June 24, 2017
June 24, 2017
June 28, 2017
Diversity and ASEE Diversity Committee
Deaf and hard of hearing (deaf) students are underrepresented in engineering disciplines, in part because they do not have full access to spoken information even with aural-to-visual accommodations. Some deaf or hard of hearing (deaf) students in lecture or labs rely on captions that display speech as text in real-time. They usually watch captions through a personal display. The disadvantage of focusing on a visually separated screen from the lab activities, is that they cannot easily see other students or current lab activity. This isolation contributes to student frustration and risk of doing poorly or withdrawing from introductory engineering courses with lab components. They also cannot tell who is talking or when, and cannot interrupt, and this sense of isolation contributes to lack of inclusion and sense of belonging. To a smaller extent, some hearing students misunderstand spoken information, especially in lab environments.
We extend and evaluate the use of our Real-Time Text Display (RTTD), to handle multiple speakers (RTTD-MS) for engineering labs. RTTD was developed to address the isolation of deaf students. It projected a real-time display of captions (RTTD) above a teacher who moved around in class lectures. We extend the RTTD system to track and display captions multiple speakers: RTTD-MS.
Our first study with RTTD found that deaf students in engineering course lectures significantly prefer it over captions on personal displays. Our second study with RTTD, over several engineering course lectures revealed that hearing students also preferred it over no captions at all. The hearing students preferred it because they could review spoken information that they misheard or missed, by reviewing captions that are displayed for several seconds.In this paper, we explore issues related to speech access and group communication through surveys and evaluation of RTTD-MS, for both deaf and hearing students in first year, introductory level engineering laboratory sections.

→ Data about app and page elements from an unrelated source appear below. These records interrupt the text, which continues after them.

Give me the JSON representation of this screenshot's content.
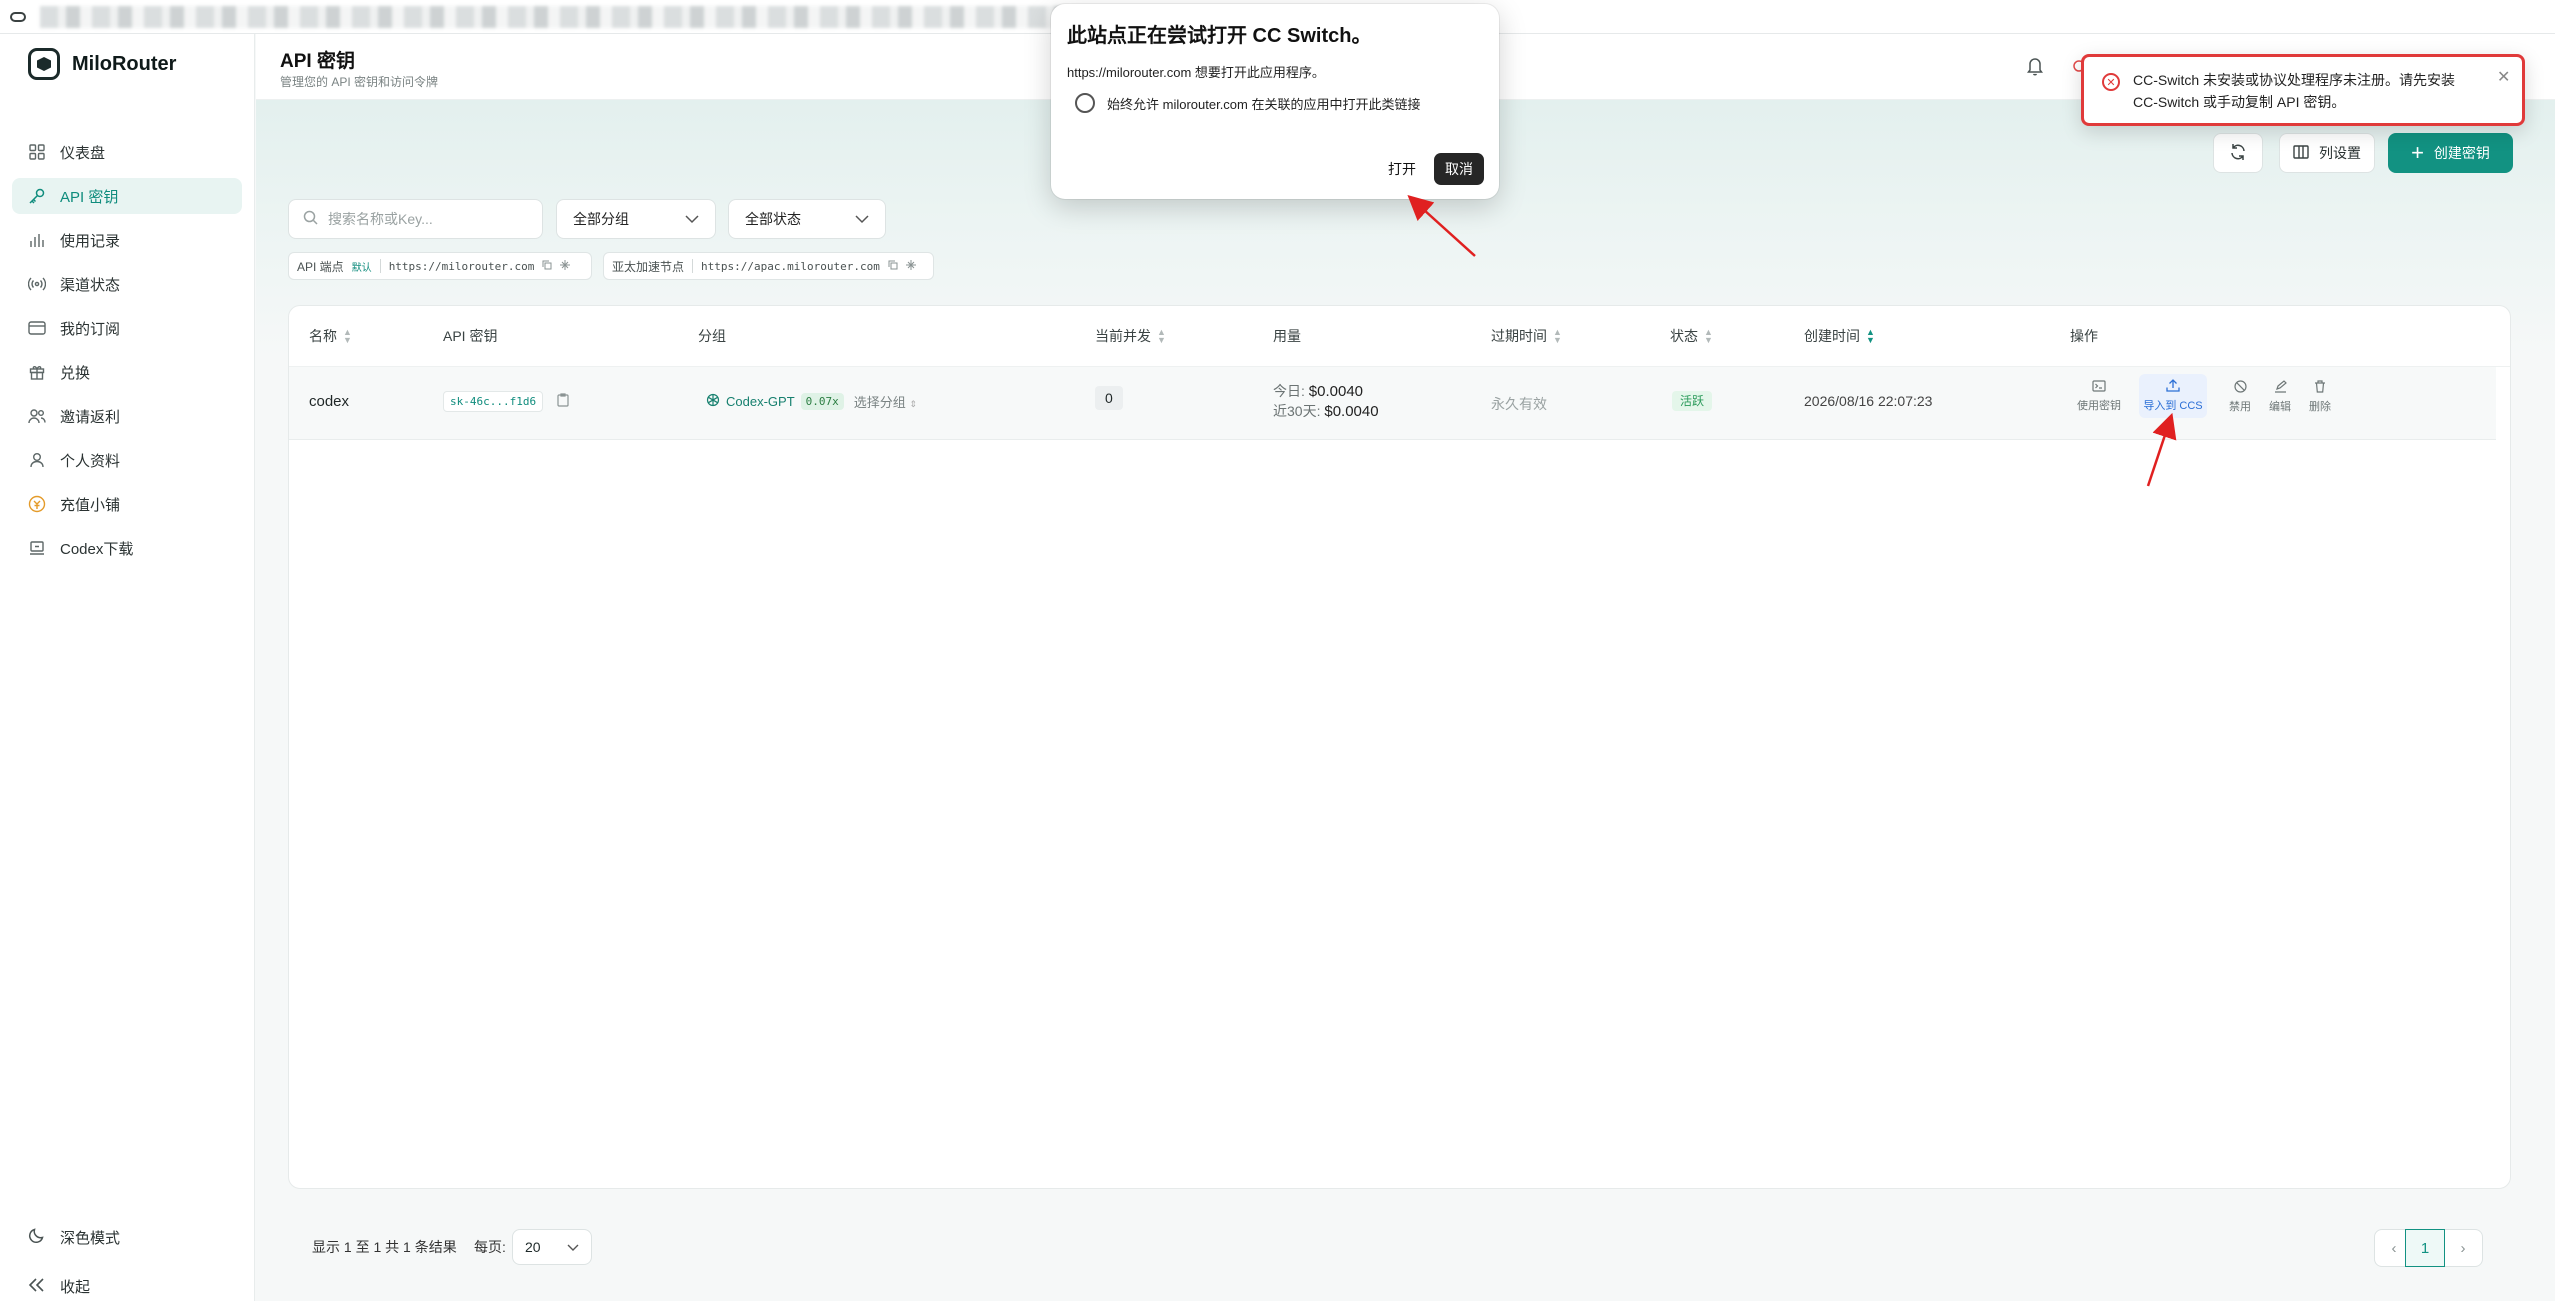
{
  "sidebar": {
    "brand": "MiloRouter",
    "items": [
      {
        "label": "仪表盘",
        "icon": "dashboard-icon"
      },
      {
        "label": "API 密钥",
        "icon": "key-icon"
      },
      {
        "label": "使用记录",
        "icon": "bar-chart-icon"
      },
      {
        "label": "渠道状态",
        "icon": "signal-icon"
      },
      {
        "label": "我的订阅",
        "icon": "credit-card-icon"
      },
      {
        "label": "兑换",
        "icon": "gift-icon"
      },
      {
        "label": "邀请返利",
        "icon": "users-icon"
      },
      {
        "label": "个人资料",
        "icon": "user-icon"
      },
      {
        "label": "充值小铺",
        "icon": "coin-icon"
      },
      {
        "label": "Codex下载",
        "icon": "download-icon"
      }
    ],
    "active_index": 1,
    "dark_mode": "深色模式",
    "collapse": "收起"
  },
  "header": {
    "title": "API 密钥",
    "subtitle": "管理您的 API 密钥和访问令牌"
  },
  "toolbar": {
    "columns_label": "列设置",
    "create_label": "创建密钥"
  },
  "filters": {
    "search_placeholder": "搜索名称或Key...",
    "group": "全部分组",
    "status": "全部状态"
  },
  "endpoints": [
    {
      "label": "API 端点",
      "tag": "默认",
      "url": "https://milorouter.com"
    },
    {
      "label": "亚太加速节点",
      "tag": "",
      "url": "https://apac.milorouter.com"
    }
  ],
  "table": {
    "columns": [
      "名称",
      "API 密钥",
      "分组",
      "当前并发",
      "用量",
      "过期时间",
      "状态",
      "创建时间",
      "操作"
    ],
    "rows": [
      {
        "name": "codex",
        "key": "sk-46c...f1d6",
        "group": "Codex-GPT",
        "ratio": "0.07x",
        "pick_group": "选择分组",
        "concurrency": "0",
        "usage_today_label": "今日:",
        "usage_today": "$0.0040",
        "usage_30d_label": "近30天:",
        "usage_30d": "$0.0040",
        "expires": "永久有效",
        "status": "活跃",
        "created": "2026/08/16 22:07:23"
      }
    ],
    "actions": [
      "使用密钥",
      "导入到 CCS",
      "禁用",
      "编辑",
      "删除"
    ]
  },
  "pagination": {
    "info": "显示 1 至 1 共 1 条结果",
    "per_page_label": "每页:",
    "per_page": "20",
    "current_page": "1"
  },
  "dialog": {
    "title": "此站点正在尝试打开 CC Switch。",
    "message": "https://milorouter.com 想要打开此应用程序。",
    "checkbox": "始终允许 milorouter.com 在关联的应用中打开此类链接",
    "open": "打开",
    "cancel": "取消"
  },
  "toast": {
    "text": "CC-Switch 未安装或协议处理程序未注册。请先安装 CC-Switch 或手动复制 API 密钥。",
    "color": "#e03a3a"
  },
  "colors": {
    "accent": "#129282",
    "active_nav_bg": "#e8f4f2",
    "annotation_arrow": "#e02020"
  }
}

Our survey of first year deaf and hearing students about their perception of accessibility and inclusiveness of lab sessions sessions indicated that deaf students felt lab sessions were much more confusing than classroom lectures, and that they were not satisfied with the accessibility of captions, and did not feel included as they did not know who was speaking. New hearing students also, but felt they often missed information when they did not understand unfamiliar words or concepts in group activities in lab sessions. Our evaluation of RTTD-MS analyzed how deaf and hearing students used RTTD-MS to access information and feel more included in group activities in lab sessions. The study gathered both quantitative and qualitative information from each feature of the RTTD-MS display, such as speaker identification and the number of displayed lines. It reports the feedback and comments from the students on how direct and alternative access to spoken information promotes accessibility and inclusion of both deaf and hearing students in first year, engineering lab sections.
Kushalnagar, R. S., & Behm, G. W., & Ali, S. S., & Harvey, S. M., & Bercan, K. G. (2017, June), Enhancing participation of deaf engineering students in lab discussion Paper presented at 2017 ASEE Annual Conference & Exposition, Columbus, Ohio. 10.18260/1-2--28278
ASEE holds the copyright on this document. It may be read by the public free of charge. Authors may archive their work on personal websites or in institutional repositories with the following citation: © 2017 American Society for Engineering Education. Other scholars may excerpt or quote from these materials with the same citation. When excerpting or quoting from Conference Proceedings, authors should, in addition to noting the ASEE copyright, list all the original authors and their institutions and name the host city of the conference. - Last updated April 1, 2015